Victims of the late TV presenter Jimmy Savile are calling for a single inquiry into how he escaped justice when alive, amid fears that lessons are not being learnt from the case.
There are presently about 30 separate investigations taking place into the activities of the former Radio 1 DJ undertaken by organisations with which Mr Savile had links, including the BBC and the NHS. However, victims are calling for one single wide-ranging inquiry, chaired by a High Court judge, to ensure that important questions surrounding the case are answered.
The BBC is due to publish its findings later this month while 32 NHS hospitals are looking into concerns that he abused vulnerable patients during his visits there. Some reports have already published their findings with one by Scotland Yard and the NSPCC describing Savile, who died in 2011, as a “prolific, predatory sex offender”, who had 214 criminal offences recorded against him across 28 separate police forces.

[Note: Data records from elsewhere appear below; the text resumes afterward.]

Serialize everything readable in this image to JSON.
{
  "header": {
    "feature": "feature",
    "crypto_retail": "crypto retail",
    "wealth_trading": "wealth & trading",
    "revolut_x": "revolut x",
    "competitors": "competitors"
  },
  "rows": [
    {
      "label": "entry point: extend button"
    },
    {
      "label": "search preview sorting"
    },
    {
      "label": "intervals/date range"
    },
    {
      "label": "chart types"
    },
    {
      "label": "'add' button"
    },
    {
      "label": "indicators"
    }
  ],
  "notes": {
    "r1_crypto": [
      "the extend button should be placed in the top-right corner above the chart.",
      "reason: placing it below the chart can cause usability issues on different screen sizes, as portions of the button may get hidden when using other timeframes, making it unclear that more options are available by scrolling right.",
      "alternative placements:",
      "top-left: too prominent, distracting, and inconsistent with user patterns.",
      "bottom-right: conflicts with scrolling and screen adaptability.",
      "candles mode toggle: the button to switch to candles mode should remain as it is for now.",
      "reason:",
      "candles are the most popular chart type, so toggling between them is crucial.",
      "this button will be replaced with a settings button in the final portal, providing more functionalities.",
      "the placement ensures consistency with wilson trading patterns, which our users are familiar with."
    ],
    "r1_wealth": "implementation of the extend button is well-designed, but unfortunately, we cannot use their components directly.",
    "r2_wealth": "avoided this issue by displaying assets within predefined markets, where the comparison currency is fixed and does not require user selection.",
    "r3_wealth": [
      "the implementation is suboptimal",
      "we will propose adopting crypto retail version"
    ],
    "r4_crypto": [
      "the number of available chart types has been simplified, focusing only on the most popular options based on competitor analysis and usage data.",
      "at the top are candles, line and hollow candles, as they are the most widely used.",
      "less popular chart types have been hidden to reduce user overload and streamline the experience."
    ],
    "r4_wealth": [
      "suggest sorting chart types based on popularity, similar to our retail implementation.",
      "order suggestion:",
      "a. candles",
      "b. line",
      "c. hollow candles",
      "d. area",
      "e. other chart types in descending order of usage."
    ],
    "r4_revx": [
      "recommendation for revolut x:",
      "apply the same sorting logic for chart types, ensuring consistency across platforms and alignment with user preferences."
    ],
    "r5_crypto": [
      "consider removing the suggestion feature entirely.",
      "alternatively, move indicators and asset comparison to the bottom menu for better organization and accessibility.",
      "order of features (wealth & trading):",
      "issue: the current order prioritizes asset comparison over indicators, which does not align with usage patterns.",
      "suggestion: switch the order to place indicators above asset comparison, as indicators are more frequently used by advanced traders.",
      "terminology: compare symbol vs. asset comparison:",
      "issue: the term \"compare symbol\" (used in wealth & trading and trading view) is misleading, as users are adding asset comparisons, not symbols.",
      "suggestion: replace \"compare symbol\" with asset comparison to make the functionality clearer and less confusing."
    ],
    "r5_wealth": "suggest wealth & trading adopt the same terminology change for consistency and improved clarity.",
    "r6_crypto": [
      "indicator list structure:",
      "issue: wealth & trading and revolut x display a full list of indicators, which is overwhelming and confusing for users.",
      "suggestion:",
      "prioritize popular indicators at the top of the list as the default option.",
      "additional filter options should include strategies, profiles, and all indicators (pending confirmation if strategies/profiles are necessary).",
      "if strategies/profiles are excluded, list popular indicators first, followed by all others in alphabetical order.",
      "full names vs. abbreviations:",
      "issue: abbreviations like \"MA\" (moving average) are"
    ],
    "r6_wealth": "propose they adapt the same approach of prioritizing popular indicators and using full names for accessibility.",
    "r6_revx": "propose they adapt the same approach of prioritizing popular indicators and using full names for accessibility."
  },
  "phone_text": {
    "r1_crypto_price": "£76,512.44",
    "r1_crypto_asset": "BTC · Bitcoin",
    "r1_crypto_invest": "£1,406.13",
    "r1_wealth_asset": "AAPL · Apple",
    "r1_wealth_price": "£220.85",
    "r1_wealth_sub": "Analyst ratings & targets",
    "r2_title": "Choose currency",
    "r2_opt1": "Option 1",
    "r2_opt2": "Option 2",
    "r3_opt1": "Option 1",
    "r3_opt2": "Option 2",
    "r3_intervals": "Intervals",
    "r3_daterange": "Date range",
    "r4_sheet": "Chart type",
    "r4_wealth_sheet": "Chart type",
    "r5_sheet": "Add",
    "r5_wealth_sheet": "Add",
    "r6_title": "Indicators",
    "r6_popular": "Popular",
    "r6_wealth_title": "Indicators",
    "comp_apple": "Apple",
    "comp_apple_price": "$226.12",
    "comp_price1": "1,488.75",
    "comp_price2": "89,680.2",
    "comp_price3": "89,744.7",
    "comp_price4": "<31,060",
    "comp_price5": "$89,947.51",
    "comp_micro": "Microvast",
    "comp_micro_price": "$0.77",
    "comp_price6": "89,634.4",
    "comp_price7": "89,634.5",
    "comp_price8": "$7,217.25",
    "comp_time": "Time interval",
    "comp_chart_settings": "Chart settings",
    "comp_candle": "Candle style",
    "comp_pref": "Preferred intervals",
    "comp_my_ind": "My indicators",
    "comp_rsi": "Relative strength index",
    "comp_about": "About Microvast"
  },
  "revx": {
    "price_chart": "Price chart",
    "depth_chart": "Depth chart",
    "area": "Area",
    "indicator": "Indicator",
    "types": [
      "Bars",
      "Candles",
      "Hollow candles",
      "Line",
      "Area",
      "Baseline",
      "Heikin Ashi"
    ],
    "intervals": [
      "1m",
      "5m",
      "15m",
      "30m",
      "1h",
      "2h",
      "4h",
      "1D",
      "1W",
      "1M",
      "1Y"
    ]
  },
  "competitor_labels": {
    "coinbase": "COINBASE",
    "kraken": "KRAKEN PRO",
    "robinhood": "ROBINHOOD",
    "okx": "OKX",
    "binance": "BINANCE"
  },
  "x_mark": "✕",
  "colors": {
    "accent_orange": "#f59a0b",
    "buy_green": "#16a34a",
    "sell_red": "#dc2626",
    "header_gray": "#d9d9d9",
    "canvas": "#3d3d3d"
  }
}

Solicitors representing 60 of Savile’s victims say most are not satisfied by the holding of separate inquiries through the fear that those already looking into the case do not have the necessary independence, scope and power to address important details. They say that only a single inquiry with the power to summon witnesses and release documents will achieve what they are looking for.